Newbury Corn Exchange


"Singer-songwriter (23) seeks talented musicians to complete melodic rock band" reads the classified ad in the back pages of a certain rock weekly; "Influences incl. Coldplay, Snow Patrol, Keane, Turin Brakes". Now let's get this straight, there's nothing "rock" about Coldplay, or Snow Patrol for that matter. In fact all of the afore mentioned are so distinctively "un-rock" that they make the Thrills look like Motley Crüe (ok, perhaps not) and are precisely the sort of bland, faceless bands that King Adora are waging war against, and it's about time too. After all, they're a band who like their rock stars to look like rock stars, as opposed to resembling a bunch of lads randomly selected from their local branch of Next.

Tonight King Adora deliver a fusion of old-skool rawk riffs, Maxi Browne's vocal dramatics and rampant, raging energy, all helped down with a healthy dose of eyeliner and lipgloss. After opener Maniac Love, in many respects the new suitably sleazy KA anthem which sees Maxi hollering the chorus "You only love me when you're drunk", the quartet set about charming their way into Newbury's hearts. And for the best part they succeed.

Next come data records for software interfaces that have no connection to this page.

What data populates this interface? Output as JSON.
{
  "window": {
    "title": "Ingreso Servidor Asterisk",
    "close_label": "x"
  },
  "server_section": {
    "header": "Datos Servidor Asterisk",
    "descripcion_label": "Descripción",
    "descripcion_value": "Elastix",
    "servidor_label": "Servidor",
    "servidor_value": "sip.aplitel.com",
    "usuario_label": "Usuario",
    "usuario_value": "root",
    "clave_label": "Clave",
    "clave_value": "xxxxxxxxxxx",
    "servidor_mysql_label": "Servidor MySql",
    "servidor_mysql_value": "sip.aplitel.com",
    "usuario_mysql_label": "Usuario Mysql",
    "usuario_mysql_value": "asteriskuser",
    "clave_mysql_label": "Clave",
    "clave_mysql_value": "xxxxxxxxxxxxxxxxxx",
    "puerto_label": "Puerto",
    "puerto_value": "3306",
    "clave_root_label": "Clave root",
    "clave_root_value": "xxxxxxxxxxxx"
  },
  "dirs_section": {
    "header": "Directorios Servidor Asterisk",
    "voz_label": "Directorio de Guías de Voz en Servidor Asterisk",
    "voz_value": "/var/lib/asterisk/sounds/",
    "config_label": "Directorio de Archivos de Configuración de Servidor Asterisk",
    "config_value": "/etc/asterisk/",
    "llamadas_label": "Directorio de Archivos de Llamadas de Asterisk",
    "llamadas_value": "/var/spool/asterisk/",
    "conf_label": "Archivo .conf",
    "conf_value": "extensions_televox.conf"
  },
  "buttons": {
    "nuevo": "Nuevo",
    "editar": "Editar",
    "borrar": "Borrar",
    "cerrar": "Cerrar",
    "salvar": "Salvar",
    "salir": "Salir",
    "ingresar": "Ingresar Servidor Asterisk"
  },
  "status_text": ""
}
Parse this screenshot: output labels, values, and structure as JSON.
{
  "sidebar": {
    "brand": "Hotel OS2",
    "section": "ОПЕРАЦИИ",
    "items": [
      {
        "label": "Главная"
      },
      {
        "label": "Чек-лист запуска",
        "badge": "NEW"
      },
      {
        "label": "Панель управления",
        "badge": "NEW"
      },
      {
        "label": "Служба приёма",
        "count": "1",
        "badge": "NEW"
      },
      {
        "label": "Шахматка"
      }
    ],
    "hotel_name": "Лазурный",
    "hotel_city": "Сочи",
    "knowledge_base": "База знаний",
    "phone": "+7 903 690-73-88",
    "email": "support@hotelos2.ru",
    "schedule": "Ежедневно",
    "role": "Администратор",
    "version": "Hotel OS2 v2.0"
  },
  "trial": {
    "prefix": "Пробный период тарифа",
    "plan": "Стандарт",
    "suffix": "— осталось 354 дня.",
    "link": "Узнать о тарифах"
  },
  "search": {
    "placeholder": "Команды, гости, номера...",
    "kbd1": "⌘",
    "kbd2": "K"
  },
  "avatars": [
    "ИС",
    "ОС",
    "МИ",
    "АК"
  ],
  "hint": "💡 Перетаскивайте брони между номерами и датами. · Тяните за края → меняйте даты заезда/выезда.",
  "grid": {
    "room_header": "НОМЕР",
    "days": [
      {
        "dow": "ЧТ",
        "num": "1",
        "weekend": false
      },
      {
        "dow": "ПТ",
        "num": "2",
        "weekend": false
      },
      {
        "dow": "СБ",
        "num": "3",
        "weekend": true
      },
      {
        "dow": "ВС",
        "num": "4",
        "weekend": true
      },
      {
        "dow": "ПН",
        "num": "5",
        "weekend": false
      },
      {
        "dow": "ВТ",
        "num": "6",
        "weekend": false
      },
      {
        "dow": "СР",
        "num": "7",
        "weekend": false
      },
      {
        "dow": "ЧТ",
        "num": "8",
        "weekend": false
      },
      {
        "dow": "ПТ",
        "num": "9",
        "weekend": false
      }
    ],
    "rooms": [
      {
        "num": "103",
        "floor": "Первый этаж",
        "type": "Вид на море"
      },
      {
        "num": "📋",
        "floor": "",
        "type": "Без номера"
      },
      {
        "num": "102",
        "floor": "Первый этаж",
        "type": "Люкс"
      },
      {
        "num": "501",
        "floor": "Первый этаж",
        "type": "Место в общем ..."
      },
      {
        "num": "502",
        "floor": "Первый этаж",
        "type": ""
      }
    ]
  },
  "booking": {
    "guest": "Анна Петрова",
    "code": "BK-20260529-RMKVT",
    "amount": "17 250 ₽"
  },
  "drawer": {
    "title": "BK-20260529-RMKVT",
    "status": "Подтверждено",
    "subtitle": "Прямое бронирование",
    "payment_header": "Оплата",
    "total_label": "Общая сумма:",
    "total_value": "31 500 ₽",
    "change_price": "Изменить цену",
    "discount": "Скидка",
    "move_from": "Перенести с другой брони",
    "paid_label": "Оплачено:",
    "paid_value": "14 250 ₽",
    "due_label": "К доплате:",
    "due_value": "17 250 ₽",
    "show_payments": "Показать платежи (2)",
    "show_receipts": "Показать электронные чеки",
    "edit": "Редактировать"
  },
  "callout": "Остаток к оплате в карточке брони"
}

Despite playing material largely from their new album Who Do You Love?, this doesn't mute the crowd's response in anyway whatsoever, the throng of diehards down the front, including several fans down from London, making enough noise to deafen the casual listeners milling cautiously towards the back. Drag, "a modern day Lola" is unashamedly T-Rex, yet rip-roaring all the same, Depression bears an uncanny resemblance to glitter-chic predecessors Mansun and Sweet Abandon is essentially Suffocate's bigger sister - bolder, leaner and perhaps wiser.

Older songs like Smoulder and Suffocate prompt a rapturous reaction from the audience, the former sounding particularly explosive. Bionic ends the band's set, Maxi tossing aside his guitar nonchalantly and bringing the mic stand down into the photo pit to let the fans sing along.

Although not exactly the darlings of the music press they were this time three years ago, by playing gigs as explosive as tonight's, KA show that they're still a force to be reckoned with. "It was great to play on such a big stage again" effused bassist Robbie after the show, and hopefully if King Adora can continue to expand their ever-growing fanbase and keep up the consistent high standards of their live shows then it may not be too long until they can abandon the toilet circuit and return to the larger stage where they rightfully belong.

Clive Drew